Example 1: Too worried
You’ve done a good job saving on a consistent basis over the years and you take pride in increasing your nest egg. You have paid off your mortgage and have no outstanding debt. You consistently monitor the status of your retirement accounts, and when there is market turbulence, you take quick corrective action, such as cutting down on spending. The idea of starting to draw down on your assets frightens you, and you are constantly thinking that that those assets will be depleted during your retirement.
You are too worried, and you are not alone. According to a survey1 of the Center for Retirement Research (CRR) published in February 2017, approximately 24% of American households believe they are at risk of not being prepared for retirement when, in fact, their current savings and retirement posture suggest that they are well prepared. This means that about one-quarter of those preparing for retirement are at risk of being “oversavers” and living below their means.
That is not always a bad thing, but Robert Fishbein, a vice president and corporate counsel for Prudential, says it can be a problem when you are not living the lifestyle you want and can afford. A frequent speaker and author on retirement planning strategies, Fishbein explains, “You could be forgoing travel or other nice plans, or worse, not enjoying basic living comforts or appropriate medical care.” In this case, the “oversaver” may need help moving from an accumulation mindset to a prudent spending mode.
Example 2: Not worried enough
You think about retirement, but not regularly and methodically. To you, retirement is a distant concern, not a priority, or too frightening to truly consider. You forgo years of savings, thinking you can always invest more aggressively to catch up. You consider current spending needs – a new car, a bigger home, or new furniture – a greater priority. When you go online and check on your estimated retirement assets, you see how far behind you are from your accumulation goal, but take no action to change your savings behavior.
You are not worried enough, and you are not alone either. According to the same CRR survey, 19% of American households believe they are well prepared for retirement when, in fact, their current savings and retirement posture suggest that they are not.
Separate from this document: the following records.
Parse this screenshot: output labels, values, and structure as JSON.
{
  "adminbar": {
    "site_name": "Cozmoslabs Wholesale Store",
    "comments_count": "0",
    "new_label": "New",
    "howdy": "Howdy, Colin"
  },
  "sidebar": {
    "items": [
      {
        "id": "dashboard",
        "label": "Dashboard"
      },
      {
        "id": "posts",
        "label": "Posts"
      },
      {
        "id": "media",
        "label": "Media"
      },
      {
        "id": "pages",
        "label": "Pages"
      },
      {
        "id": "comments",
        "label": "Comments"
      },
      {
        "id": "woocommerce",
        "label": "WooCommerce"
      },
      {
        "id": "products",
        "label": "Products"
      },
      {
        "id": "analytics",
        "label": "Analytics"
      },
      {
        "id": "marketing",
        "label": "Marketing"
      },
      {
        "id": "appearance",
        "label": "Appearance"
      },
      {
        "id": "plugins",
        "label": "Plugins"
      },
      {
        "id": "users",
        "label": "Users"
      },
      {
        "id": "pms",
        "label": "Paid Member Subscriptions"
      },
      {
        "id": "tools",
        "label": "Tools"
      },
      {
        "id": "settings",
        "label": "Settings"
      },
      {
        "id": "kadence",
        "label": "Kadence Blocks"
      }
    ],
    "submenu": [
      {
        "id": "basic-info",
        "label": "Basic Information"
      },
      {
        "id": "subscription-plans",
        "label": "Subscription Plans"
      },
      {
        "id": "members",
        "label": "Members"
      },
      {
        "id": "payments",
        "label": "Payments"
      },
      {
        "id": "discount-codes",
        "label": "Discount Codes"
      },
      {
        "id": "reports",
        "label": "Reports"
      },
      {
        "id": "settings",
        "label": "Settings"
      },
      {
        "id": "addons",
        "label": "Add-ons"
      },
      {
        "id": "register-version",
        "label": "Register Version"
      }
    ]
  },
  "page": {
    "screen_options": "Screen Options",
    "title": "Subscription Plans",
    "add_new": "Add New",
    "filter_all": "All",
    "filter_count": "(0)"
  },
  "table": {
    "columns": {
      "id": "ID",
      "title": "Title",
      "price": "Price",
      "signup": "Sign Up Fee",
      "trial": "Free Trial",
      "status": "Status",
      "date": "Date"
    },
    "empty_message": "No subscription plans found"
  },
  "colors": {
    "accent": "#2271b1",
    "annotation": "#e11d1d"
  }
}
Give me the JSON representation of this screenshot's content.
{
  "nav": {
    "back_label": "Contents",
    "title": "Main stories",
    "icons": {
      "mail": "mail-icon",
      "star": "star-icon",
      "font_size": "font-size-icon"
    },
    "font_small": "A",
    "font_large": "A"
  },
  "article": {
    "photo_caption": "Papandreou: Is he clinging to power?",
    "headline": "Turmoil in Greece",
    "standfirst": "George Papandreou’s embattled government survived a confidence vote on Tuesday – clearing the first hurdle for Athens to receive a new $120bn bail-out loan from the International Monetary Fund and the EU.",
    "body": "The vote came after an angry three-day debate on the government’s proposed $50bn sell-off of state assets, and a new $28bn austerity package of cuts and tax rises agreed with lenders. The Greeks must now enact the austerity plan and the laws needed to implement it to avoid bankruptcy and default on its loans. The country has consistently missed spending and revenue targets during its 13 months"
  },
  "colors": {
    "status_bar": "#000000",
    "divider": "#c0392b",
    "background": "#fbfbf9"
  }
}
“The person who is not worried about retirement ultimately loses the ability to control his future,” Fishbein notes. “By saving and planning into retirement properly, you can control when you stop working. By failing to do so, your only choice is to keep working or live poorly in retirement.” The problem with that is that the choice to continue working may not always be your decision. The retirement plan of “working until I die” is not an adequate substitute for accumulating a retirement nest egg and planning for your retirement years.